“Whether you’re coming off the battlefield or trying to launch a new career, starting and operating a farm isn’t easy. This program helps veterans and underserved populations get the training and support they need to succeed. We want to expand America’s farming opportunities, and this is an important tool to accomplish that,” said Senator Van Hollen. “I was pleased to introduce this legislation and to work with my colleagues to secure these provisions in the Farm Bill.”

The Outreach to Socially Disadvantaged and Veteran Farmers and Ranchers Program at USDA has been the primary tool to help our nation’s underserved producers gain access to USDA services. The program is administered by the Office of Outreach and Advocacy and helps ensure that veteran, minority population, and immigrant farmers and ranchers have opportunities to successfully own, operate, and retain farms and ranches, and to equitably participate in USDA programs.

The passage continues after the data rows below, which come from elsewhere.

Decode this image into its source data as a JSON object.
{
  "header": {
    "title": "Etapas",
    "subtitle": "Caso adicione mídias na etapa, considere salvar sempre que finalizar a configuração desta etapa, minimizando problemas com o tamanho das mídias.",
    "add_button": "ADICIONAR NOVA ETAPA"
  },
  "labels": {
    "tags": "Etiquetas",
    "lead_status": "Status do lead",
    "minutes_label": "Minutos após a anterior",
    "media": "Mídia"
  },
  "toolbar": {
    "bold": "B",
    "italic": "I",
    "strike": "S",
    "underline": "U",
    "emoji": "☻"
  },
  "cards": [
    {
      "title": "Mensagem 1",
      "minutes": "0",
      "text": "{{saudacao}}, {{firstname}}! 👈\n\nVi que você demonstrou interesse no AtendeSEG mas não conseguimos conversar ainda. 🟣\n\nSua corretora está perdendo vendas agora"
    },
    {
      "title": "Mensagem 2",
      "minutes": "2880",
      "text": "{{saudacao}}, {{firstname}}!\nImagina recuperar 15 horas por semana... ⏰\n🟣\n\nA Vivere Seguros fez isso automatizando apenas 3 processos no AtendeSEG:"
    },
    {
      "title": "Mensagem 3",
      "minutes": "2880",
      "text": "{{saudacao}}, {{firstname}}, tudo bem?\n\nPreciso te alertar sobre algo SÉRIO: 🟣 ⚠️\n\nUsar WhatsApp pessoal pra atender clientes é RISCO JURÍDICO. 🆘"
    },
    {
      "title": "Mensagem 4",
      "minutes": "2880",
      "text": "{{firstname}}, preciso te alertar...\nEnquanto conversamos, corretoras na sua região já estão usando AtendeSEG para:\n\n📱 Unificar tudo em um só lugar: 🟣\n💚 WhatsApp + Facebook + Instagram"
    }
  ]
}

The bill reauthorizes the program, which would have expired this year, through 2023. It also makes several programmatic improvements to strengthen the operation of the program.  

The Senator’s proposal was supported by over 100 groups, from the Rural Coalition to the Sierra Club to the National Family Farm Coalition. Background on the proposal, along with a full list of supporting organizations, can be found here.

When the bill was introduced, David Paulk, a veteran and farmer from St. Mary’s County, Maryland said, “When I left the Navy and considered my next career, I never imagined that I could go from a small backyard garden to being a full-time farmer. But I was able to combine my skills from my military service – including the ability to research, organize, manage and complete complex tasks, needed in developing a farm business plan and marketing strategies – with the experience of working on a local farm. That allowed me to open my own 80-acre farm in St. Mary’s County. Senator Van Hollen’s legislation will help put more veterans – and other underserved individuals – on the path to operating and owning their own farms. I appreciate Senator Van Hollen’s efforts on this issue, and I hope my fellow veterans will be able to take advantage of this program.”

“Each year, for the last five years, UMES reaches an average of 120 farmers in Maryland and along the Delmarva Peninsula,” said Berran Rogers, University of Maryland, Eastern Shore’s Small Farm Program coordinator, when the legislation was first announced.  “As a result, socially disadvantaged farmers are in a better position to make improved farm business decisions, gain access to agricultural resources and ultimately realize their dream of owning and operating a farm successfully.  Such an impact would not have been possible without the Outreach and Assistance for Socially Disadvantaged and Veteran Farmers and Ranchers program.”